- Learn the days of the week off by heart.
- Tell the time using o’clock and half past.
* Now I know you will all know the days of the week but do you get them muddled sometimes? Do you which day will be tomorrow? Or which day was yesterday? Let’s practice them. Sing along to the Days of the Week Song:
(Sorry Mums and Dads, it’s a bit irritating!)
Then have a go at the worksheets below: (if you don’t have a printer, just copy them out) – “Days of the Week cut and stick worksheet” and “Days of the Week – yesterday and tomorrow”
* Draw some pictures (and write some sentences if you’d like to) about what you do on each day of the week (on a normal week at school and doing all your after school activities).
Now let’s learn the months of the year. Learn the song:
Say the names of the months as often as you can (don’t always start at January each time). Then try the activity below called “Months of the year – cut and stick” and answer the questions “Months of the year – questions to answer” (you could just tell a grown up your answers here).
* Now let’s get down to learning to tell the time. This video explains how the clock works:
Now that you know that the long minute hand points to the 12 for o’clock and the hour, let’s do some practising. Print out and make the clock below (Clock to Cut Out) (or draw a clock of your own if you can’t print it), then make these times and show them to someone in your house to check:
3 o’clock 9 o’clock 6 o’clock
11 o’clock 8 o’clock 12 o’clock
4 o’clock 1 o’clock 9 o’clock
Can you make any more times to show your grown up?
* When the big minute hand is at the 6, we say the time is “half past the hour” or “1/2 past”. Now make these times with your clock:
½ past 10 ½ past 2 ½ past 7
½ past 5 ½ past 12 ½ past 9
½ past 4 ½ past 6 ½ past 1
Now have a go at writing the times the clocks say on the worksheets below (or copy them down): “O’clock and half past times Worksheet” and “Telling the Time”.
*Practise telling the time as often as possible at home.
* Now let’s think about Alnwick and its famous castle again. Last week we found out about the different parts of a castle. Watch this video about Alnwick Castle, how many parts of the castle can you spot?
Can you see:
- A gatehouse?
- A moat?
- Any other castle parts?
Talk to someone in your house about what you can see. The castle isn’t open to the public yet but you can still walk near it. Ask whoever you live with if you can go for a walk near the castle to get a good look at it.
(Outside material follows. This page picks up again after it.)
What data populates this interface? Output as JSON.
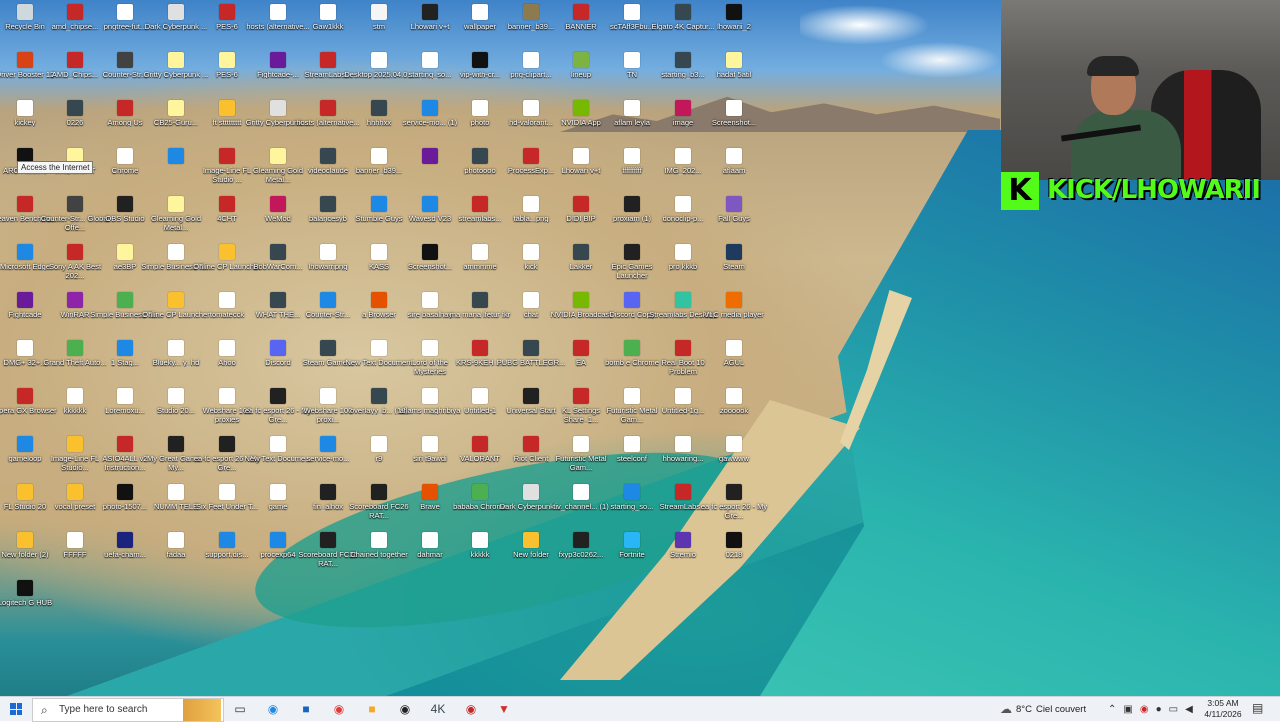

* Draw a picture or sketch the castle by looking at the castle itself or from pictures.
* Did you know that Alnwick Castle is famous all over the world! It had a very famous resident many years ago called Harry Hotspur. Find out 5 facts about Alnwick Castle or Harry Hotspur and email them to Miss Langman.
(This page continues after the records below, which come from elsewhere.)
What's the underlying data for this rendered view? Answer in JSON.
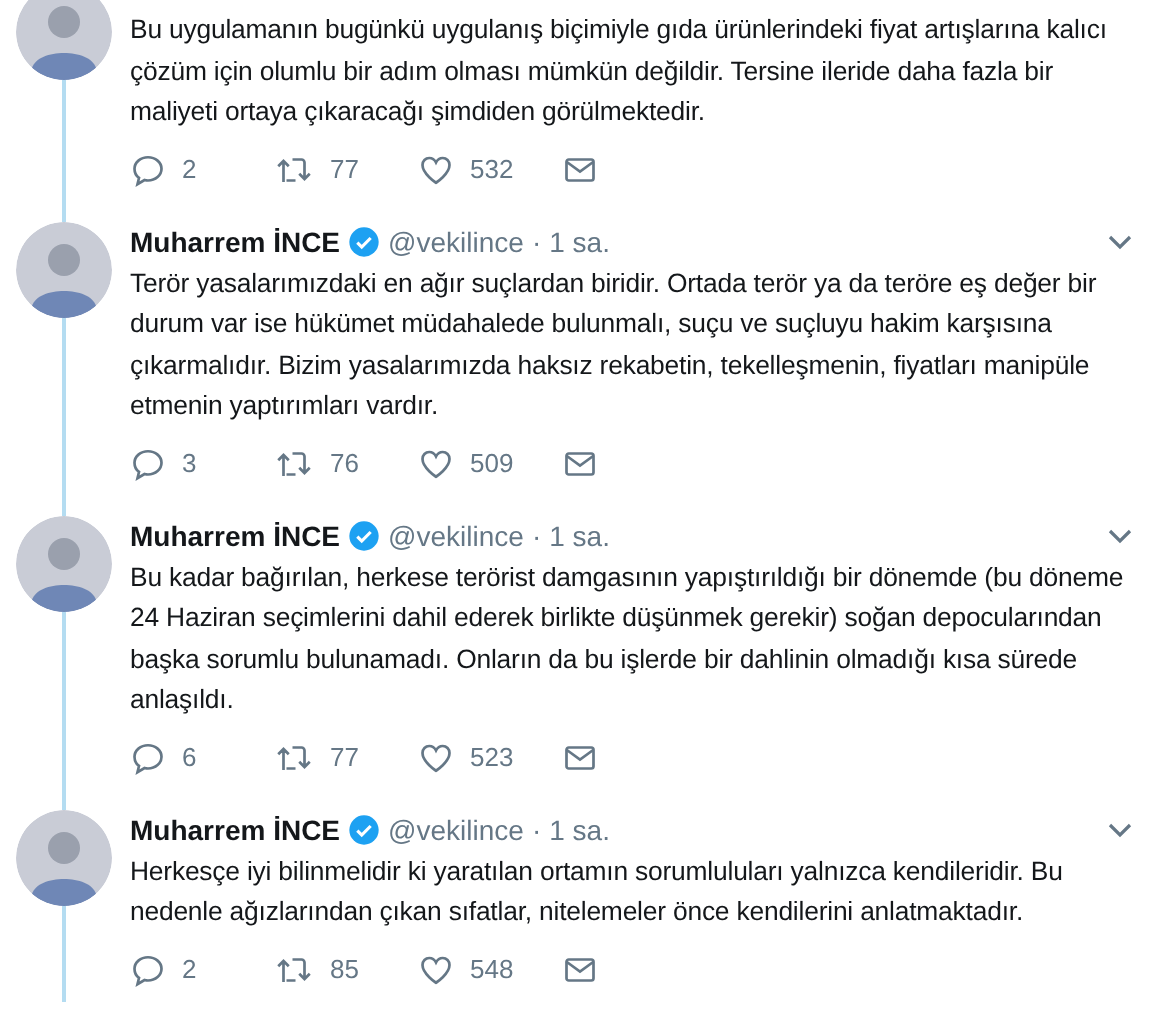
{
  "tweets": [
    {
      "text": "Bu uygulamanın bugünkü uygulanış biçimiyle gıda ürünlerindeki fiyat artışlarına kalıcı çözüm için olumlu bir adım olması mümkün değildir. Tersine ileride daha fazla bir maliyeti ortaya çıkaracağı şimdiden görülmektedir.",
      "replies": "2",
      "retweets": "77",
      "likes": "532"
    },
    {
      "author": "Muharrem İNCE",
      "verified": true,
      "handle": "@vekilince",
      "separator": "·",
      "time": "1 sa.",
      "text": "Terör yasalarımızdaki en ağır suçlardan biridir. Ortada terör ya da teröre eş değer bir durum var ise hükümet müdahalede bulunmalı, suçu ve suçluyu hakim karşısına çıkarmalıdır. Bizim yasalarımızda haksız rekabetin, tekelleşmenin, fiyatları manipüle etmenin yaptırımları vardır.",
      "replies": "3",
      "retweets": "76",
      "likes": "509"
    },
    {
      "author": "Muharrem İNCE",
      "verified": true,
      "handle": "@vekilince",
      "separator": "·",
      "time": "1 sa.",
      "text": "Bu kadar bağırılan, herkese terörist damgasının yapıştırıldığı bir dönemde (bu döneme 24 Haziran seçimlerini dahil ederek birlikte düşünmek gerekir) soğan depocularından başka sorumlu bulunamadı. Onların da bu işlerde bir dahlinin olmadığı kısa sürede anlaşıldı.",
      "replies": "6",
      "retweets": "77",
      "likes": "523"
    },
    {
      "author": "Muharrem İNCE",
      "verified": true,
      "handle": "@vekilince",
      "separator": "·",
      "time": "1 sa.",
      "text": "Herkesçe iyi bilinmelidir ki yaratılan ortamın sorumluluları yalnızca kendileridir. Bu nedenle ağızlarından çıkan sıfatlar, nitelemeler önce kendilerini anlatmaktadır.",
      "replies": "2",
      "retweets": "85",
      "likes": "548"
    }
  ]
}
* Knights used to have “Coats of Arms” carved or painted on their shields so that if they were in battle everyone would know who the knight was. A “coat of arms” is a pattern that shows who the family was that the knight belonged to. It usually showed the surname in a picture form or where they lived. Have a go at designing and making a shield with your own coat of arms. I’ve put a Powerpoint below to help you (Shields). You could make a helmet and sword to match!
* The sculptures I’ve seen over the last few weeks have been fantastic. I’m sure Andy Goldsworthy would be proud. This week I’d like you to be very creative and make your own sculpture. I’d like you to:
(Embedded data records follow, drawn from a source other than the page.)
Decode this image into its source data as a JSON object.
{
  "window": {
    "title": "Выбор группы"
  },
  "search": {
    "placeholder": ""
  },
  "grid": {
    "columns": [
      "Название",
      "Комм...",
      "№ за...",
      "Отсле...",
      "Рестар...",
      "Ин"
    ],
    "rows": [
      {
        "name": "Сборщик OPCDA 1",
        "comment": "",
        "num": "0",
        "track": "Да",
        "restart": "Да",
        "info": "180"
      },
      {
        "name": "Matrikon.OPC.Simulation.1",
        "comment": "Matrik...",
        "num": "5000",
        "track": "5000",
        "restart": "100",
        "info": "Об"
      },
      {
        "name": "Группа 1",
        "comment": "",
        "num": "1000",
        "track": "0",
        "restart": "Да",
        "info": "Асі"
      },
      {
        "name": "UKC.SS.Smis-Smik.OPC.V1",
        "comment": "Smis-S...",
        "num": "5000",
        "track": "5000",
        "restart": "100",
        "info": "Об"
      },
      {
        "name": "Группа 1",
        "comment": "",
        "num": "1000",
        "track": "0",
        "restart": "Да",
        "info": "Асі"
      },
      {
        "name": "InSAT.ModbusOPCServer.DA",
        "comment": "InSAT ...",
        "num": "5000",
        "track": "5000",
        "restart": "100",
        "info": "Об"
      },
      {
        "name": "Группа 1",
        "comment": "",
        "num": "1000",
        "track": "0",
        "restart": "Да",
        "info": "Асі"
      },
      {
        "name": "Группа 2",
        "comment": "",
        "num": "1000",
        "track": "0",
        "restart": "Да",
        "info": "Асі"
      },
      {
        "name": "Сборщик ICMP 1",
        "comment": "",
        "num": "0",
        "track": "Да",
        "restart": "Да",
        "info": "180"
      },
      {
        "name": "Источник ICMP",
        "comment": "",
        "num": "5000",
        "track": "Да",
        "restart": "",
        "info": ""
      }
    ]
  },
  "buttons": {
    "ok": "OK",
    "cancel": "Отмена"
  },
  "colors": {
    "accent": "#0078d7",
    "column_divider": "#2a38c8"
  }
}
- Choose which materials you’d like to use. This can be any natural materials. You might choose one sort or lots.
- Think carefully about the pattern you make and the colours you use. Think about the Andy Goldsworthy ideas you have seen over the last few weeks to help to give you ideas.
- Email your finished sculpture to Miss Langman.
This was my last home learning blog for this year. I hope you have enjoyed the activities I have been setting. Thank you for your supportive emails and sharing such super work with me. I hope you have a lovely holiday and I look forward to seeing you around school next term. All the very best of luck in Year 2.